[[ Material for this exercise, beginning ]]

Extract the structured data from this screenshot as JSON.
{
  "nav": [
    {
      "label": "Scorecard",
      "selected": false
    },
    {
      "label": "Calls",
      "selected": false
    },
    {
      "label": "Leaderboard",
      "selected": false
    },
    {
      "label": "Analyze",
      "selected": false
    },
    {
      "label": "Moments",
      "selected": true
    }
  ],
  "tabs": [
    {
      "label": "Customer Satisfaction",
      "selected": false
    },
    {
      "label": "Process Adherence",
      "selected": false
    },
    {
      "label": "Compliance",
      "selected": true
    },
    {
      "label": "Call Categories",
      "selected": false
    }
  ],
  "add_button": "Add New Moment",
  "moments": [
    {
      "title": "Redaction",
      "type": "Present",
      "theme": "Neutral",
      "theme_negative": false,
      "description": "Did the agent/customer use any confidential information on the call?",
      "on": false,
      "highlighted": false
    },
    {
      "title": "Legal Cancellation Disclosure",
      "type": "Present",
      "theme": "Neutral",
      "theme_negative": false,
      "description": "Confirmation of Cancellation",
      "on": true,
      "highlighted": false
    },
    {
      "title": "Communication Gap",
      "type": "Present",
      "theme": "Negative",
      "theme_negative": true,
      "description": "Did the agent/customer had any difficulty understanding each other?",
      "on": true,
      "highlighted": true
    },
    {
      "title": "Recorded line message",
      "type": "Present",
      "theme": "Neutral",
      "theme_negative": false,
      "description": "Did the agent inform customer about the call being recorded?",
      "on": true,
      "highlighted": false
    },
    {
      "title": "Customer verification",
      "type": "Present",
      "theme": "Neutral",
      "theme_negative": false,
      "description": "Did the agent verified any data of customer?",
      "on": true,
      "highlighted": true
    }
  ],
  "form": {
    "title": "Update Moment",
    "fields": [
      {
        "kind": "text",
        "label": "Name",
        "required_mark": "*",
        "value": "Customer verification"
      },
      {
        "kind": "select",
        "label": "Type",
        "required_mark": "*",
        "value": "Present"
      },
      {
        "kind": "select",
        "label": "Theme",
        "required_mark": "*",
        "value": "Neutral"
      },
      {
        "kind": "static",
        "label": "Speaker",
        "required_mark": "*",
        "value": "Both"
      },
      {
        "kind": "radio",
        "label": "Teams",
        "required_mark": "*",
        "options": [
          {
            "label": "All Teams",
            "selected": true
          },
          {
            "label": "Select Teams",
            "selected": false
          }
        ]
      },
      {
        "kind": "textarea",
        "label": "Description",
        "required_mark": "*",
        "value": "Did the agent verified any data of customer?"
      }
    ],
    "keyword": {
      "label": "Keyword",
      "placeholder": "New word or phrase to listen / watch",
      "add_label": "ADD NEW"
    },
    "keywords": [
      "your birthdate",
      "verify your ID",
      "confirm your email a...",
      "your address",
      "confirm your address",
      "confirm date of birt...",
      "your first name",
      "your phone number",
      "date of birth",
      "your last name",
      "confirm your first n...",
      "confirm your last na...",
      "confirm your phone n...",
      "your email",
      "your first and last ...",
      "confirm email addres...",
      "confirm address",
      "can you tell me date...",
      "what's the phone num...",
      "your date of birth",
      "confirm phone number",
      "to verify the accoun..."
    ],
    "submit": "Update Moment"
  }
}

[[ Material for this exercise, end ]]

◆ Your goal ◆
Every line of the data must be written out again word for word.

◆ Task answer ◆
Extract the structured data from this screenshot as JSON.
{
  "nav": [
    {
      "label": "Scorecard",
      "selected": false
    },
    {
      "label": "Calls",
      "selected": false
    },
    {
      "label": "Leaderboard",
      "selected": false
    },
    {
      "label": "Analyze",
      "selected": false
    },
    {
      "label": "Moments",
      "selected": true
    }
  ],
  "tabs": [
    {
      "label": "Customer Satisfaction",
      "selected": false
    },
    {
      "label": "Process Adherence",
      "selected": false
    },
    {
      "label": "Compliance",
      "selected": true
    },
    {
      "label": "Call Categories",
      "selected": false
    }
  ],
  "add_button": "Add New Moment",
  "moments": [
    {
      "title": "Redaction",
      "type": "Present",
      "theme": "Neutral",
      "theme_negative": false,
      "description": "Did the agent/customer use any confidential information on the call?",
      "on": false,
      "highlighted": false
    },
    {
      "title": "Legal Cancellation Disclosure",
      "type": "Present",
      "theme": "Neutral",
      "theme_negative": false,
      "description": "Confirmation of Cancellation",
      "on": true,
      "highlighted": false
    },
    {
      "title": "Communication Gap",
      "type": "Present",
      "theme": "Negative",
      "theme_negative": true,
      "description": "Did the agent/customer had any difficulty understanding each other?",
      "on": true,
      "highlighted": true
    },
    {
      "title": "Recorded line message",
      "type": "Present",
      "theme": "Neutral",
      "theme_negative": false,
      "description": "Did the agent inform customer about the call being recorded?",
      "on": true,
      "highlighted": false
    },
    {
      "title": "Customer verification",
      "type": "Present",
      "theme": "Neutral",
      "theme_negative": false,
      "description": "Did the agent verified any data of customer?",
      "on": true,
      "highlighted": true
    }
  ],
  "form": {
    "title": "Update Moment",
    "fields": [
      {
        "kind": "text",
        "label": "Name",
        "required_mark": "*",
        "value": "Customer verification"
      },
      {
        "kind": "select",
        "label": "Type",
        "required_mark": "*",
        "value": "Present"
      },
      {
        "kind": "select",
        "label": "Theme",
        "required_mark": "*",
        "value": "Neutral"
      },
      {
        "kind": "static",
        "label": "Speaker",
        "required_mark": "*",
        "value": "Both"
      },
      {
        "kind": "radio",
        "label": "Teams",
        "required_mark": "*",
        "options": [
          {
            "label": "All Teams",
            "selected": true
          },
          {
            "label": "Select Teams",
            "selected": false
          }
        ]
      },
      {
        "kind": "textarea",
        "label": "Description",
        "required_mark": "*",
        "value": "Did the agent verified any data of customer?"
      }
    ],
    "keyword": {
      "label": "Keyword",
      "placeholder": "New word or phrase to listen / watch",
      "add_label": "ADD NEW"
    },
    "keywords": [
      "your birthdate",
      "verify your ID",
      "confirm your email a...",
      "your address",
      "confirm your address",
      "confirm date of birt...",
      "your first name",
      "your phone number",
      "date of birth",
      "your last name",
      "confirm your first n...",
      "confirm your last na...",
      "confirm your phone n...",
      "your email",
      "your first and last ...",
      "confirm email addres...",
      "confirm address",
      "can you tell me date...",
      "what's the phone num...",
      "your date of birth",
      "confirm phone number",
      "to verify the accoun..."
    ],
    "submit": "Update Moment"
  }
}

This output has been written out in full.